Local Counsel: How to Effectively Handle Your Legal Issues Occurring in Another State
The second installment in a three-part series on local counsel using examples from Delaware. Click here for last installment.
Last month I posed the question: What happens if you live outside of the state of Delaware, but have a legal matter that has to be decided in Delaware Courts? My first installment addressed the need for local counsel, the value local counsel can provide to the client, and the responsibilities of local counsel. This month I will outline the protection afforded by local counsel, the division of labor between local counsel and the individual’s attorney, and ways of defining the scope of their work to best manage fees.
To recap the circumstances requiring local counsel…
You may find yourself, or your business, in one of these situations:
- You must sue a Delaware company for breach of contract.
- A company that owes you money has declared bankruptcy in Delaware.
Can your own, familiar attorney represent you? In Delaware, as in most states, the answer is yes.
Attorneys from outside the state of Delaware are permitted to represent their clients in the courts of the state of Delaware if they follow certain rules and guidelines. Of course, the out-of-state attorney must agree to be bound by the Rules of Ethics, the Principles of Professionalism of the State of Delaware, and is subject to the jurisdiction of the Supreme Court for disciplinary purposes. Another important requirement is that an out-of-state attorney must associate with a “local” Delaware attorney. Most jurisdictions have similar requirements permitting an out-of-state attorney to appear on a temporary basis, one case at a time, by applying to the court for admission pro hac vice, or “for one matter.”
Protection for Clients
The purpose of these rules is to protect the public against errors by unqualified professionals and against the unauthorized practice of law. When out-of-state counsel applies for permission to practice pro hac vice, it is for a single case. In State court, out-of-state attorneys must identify how many times they have been admitted in Delaware courts in the prior year. This assists the court in monitoring whether an attorney not licensed to practice law in Delaware is, for all practical purposes, maintaining an office in Delaware by frequently representing clients in court.
Local Counsel Assists
Local counsel is responsible for a basic investigation of the matter and the out-of-state attorney for the single matter. The local attorney checks to see that there are no conflicts of interest between the incoming client and the current clients of his firm. Local counsel will discuss the scope of local counsel’s duties envisioned by the out-of-state attorney, which can range from completely taking over the litigation to merely reviewing documents and making appearances as required by the rules. The out-of-state attorney must certify that he is in good standing in his own jurisdiction and has no disciplinary actions prohibiting or limiting his practice in his own jurisdiction. Local counsel usually must make some independent verification of these certifications.
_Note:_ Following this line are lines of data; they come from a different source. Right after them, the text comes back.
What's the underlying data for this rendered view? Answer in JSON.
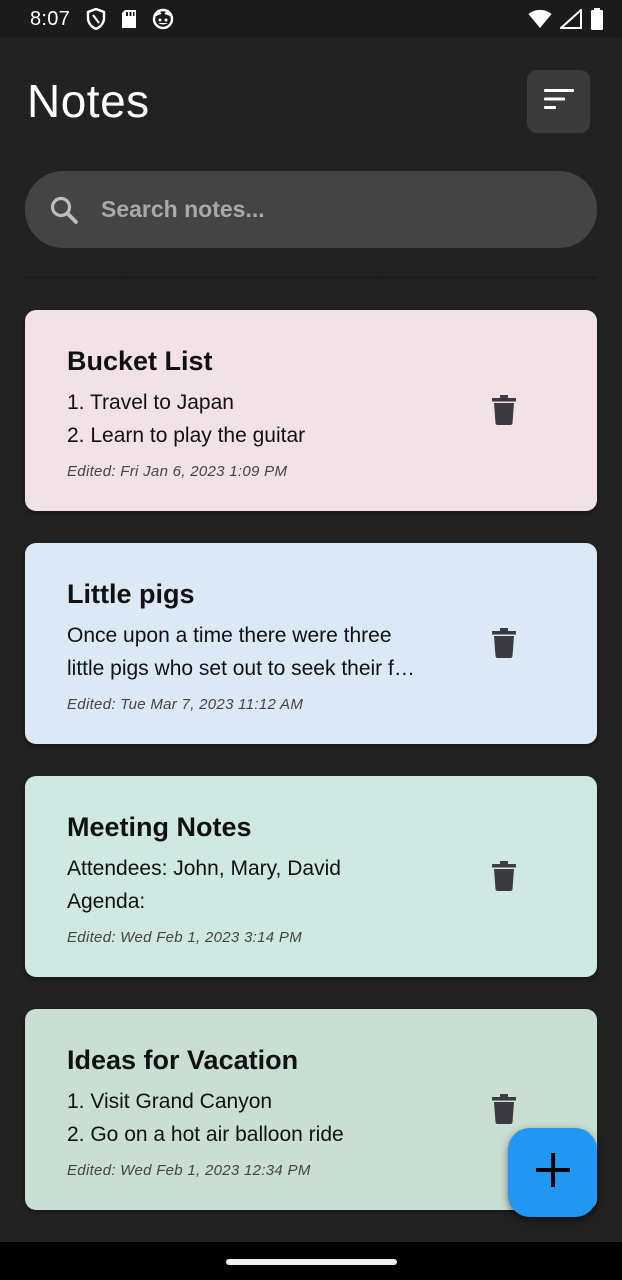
{
  "status_bar": {
    "time": "8:07",
    "left_icons": [
      "shield-icon",
      "sd-card-icon",
      "cat-face-icon"
    ],
    "right_icons": [
      "wifi-icon",
      "cell-signal-icon",
      "battery-icon"
    ]
  },
  "header": {
    "title": "Notes",
    "sort_icon": "sort-icon"
  },
  "search": {
    "placeholder": "Search notes...",
    "value": ""
  },
  "notes": [
    {
      "title": "Bucket List",
      "lines": [
        "1. Travel to Japan",
        "2. Learn to play the guitar"
      ],
      "edited": "Edited: Fri Jan 6, 2023 1:09 PM",
      "color": "#f2e1e7"
    },
    {
      "title": "Little pigs",
      "lines": [
        "Once upon a time there were three",
        "little pigs who set out to seek their f…"
      ],
      "edited": "Edited: Tue Mar 7, 2023 11:12 AM",
      "color": "#dbe8f6"
    },
    {
      "title": "Meeting Notes",
      "lines": [
        "Attendees: John, Mary, David",
        "Agenda:"
      ],
      "edited": "Edited: Wed Feb 1, 2023 3:14 PM",
      "color": "#cfe9e2"
    },
    {
      "title": "Ideas for Vacation",
      "lines": [
        "1. Visit Grand Canyon",
        "2. Go on a hot air balloon ride"
      ],
      "edited": "Edited: Wed Feb 1, 2023 12:34 PM",
      "color": "#c9dfd3"
    }
  ],
  "fab": {
    "icon": "plus-icon",
    "color": "#2196f3"
  },
  "colors": {
    "background": "#222222",
    "search_bg": "#444444",
    "sort_button_bg": "#3b3b3b",
    "delete_icon": "#3a3a40"
  }
}
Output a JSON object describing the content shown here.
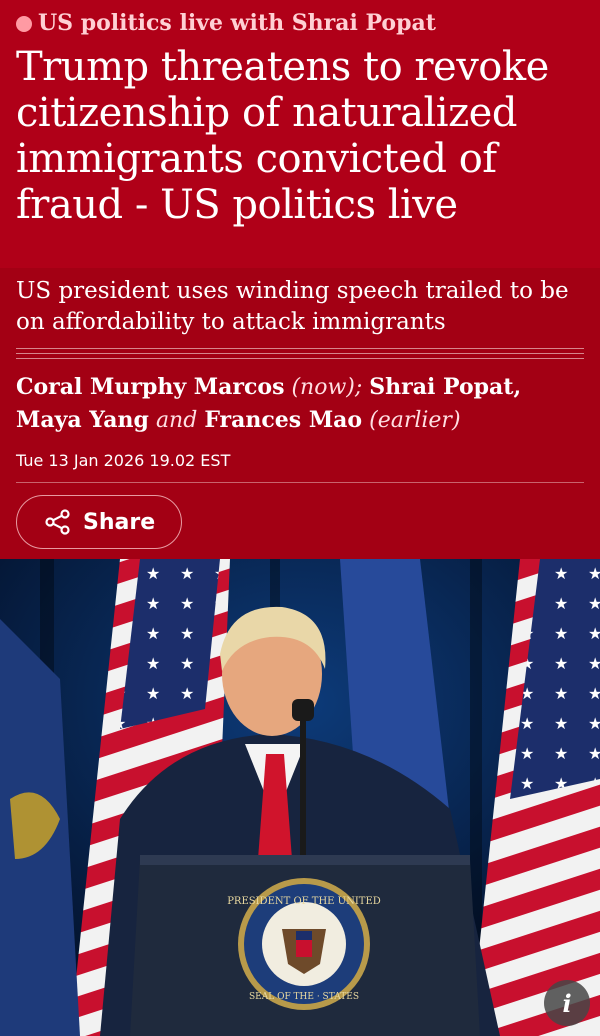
{
  "kicker": "US politics live with Shrai Popat",
  "headline": "Trump threatens to revoke citizenship of naturalized immigrants convicted of fraud - US politics live",
  "standfirst": "US president uses winding speech trailed to be on affordability to attack immigrants",
  "byline": {
    "author1": "Coral Murphy Marcos",
    "note1": "(now);",
    "author2": "Shrai Popat,",
    "author3": "Maya Yang",
    "conj": "and",
    "author4": "Frances Mao",
    "note2": "(earlier)"
  },
  "date": "Tue 13 Jan 2026 19.02 EST",
  "share_label": "Share",
  "photo": {
    "seal_text_top": "PRESIDENT OF THE UNITED",
    "seal_text_bottom": "SEAL OF THE · STATES"
  },
  "info_label": "i",
  "colors": {
    "header": "#b00018",
    "sub": "#a30014",
    "kicker": "#ffd0d4"
  }
}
Defining the Scope of Local Counsel’s Duties Can Save Money
The local counsel’s arrangement usually begins with a telephone call, proceeds through an investigation of the matter, conflict of interest checks, and verification of the good standing of the out-of-state attorney. It leads to a written agreement setting forth the scope of the duties and responsibilities of the local attorney. The client’s signature is usually required to approve limitations of the local attorney’s involvement.
The value of an agreement is that it allows the client to avoid unnecessary duplication of effort and focus on meaningful contribution by the local counsel. When a balance is found, courts and clients recognize and appreciate the role of local counsel. In cases which allow attorneys’ fees to be shifted from one side to the other, courts have held “time spent by local counsel reviewing correspondence and pleadings, as well as time in court, [is] eminently reasonable in light of local counsel’s responsibilities under the local rules.” Ballen v. Martin Chevrolet – Buick of Delaware, D. Del. 1998 W.L. 101 3874 (September 17, 1998).
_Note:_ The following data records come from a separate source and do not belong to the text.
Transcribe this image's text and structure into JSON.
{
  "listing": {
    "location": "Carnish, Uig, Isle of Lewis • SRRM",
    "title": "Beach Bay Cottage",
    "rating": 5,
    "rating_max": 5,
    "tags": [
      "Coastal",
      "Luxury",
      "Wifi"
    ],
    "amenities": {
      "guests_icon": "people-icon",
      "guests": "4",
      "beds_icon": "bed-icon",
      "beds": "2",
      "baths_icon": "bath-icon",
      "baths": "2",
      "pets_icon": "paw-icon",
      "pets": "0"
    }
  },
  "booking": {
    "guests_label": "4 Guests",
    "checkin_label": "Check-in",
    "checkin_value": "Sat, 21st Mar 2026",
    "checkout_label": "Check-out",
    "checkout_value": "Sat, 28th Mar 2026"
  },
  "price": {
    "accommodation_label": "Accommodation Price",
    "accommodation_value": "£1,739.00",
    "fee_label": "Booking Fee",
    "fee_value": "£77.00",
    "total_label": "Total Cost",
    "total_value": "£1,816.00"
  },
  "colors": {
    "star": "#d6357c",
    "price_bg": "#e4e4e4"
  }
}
The attorneys in MacElree Harvey’s Delaware office have appeared in every court system within the state of Delaware and have served as local counsel for small and large matters, class actions, bankruptcies, personal injury cases, and have worked with attorneys from across the United States.
Next month, we’ll highlight a situation where an out-of-state attorney was disbarred for ignoring Delaware’s rules on representation.
The following article is informational only and not intended as legal advice. Speak with a licensed attorney about your own specific situation. © Copyright 2011 MacElree Harvey, Ltd. All rights reserved.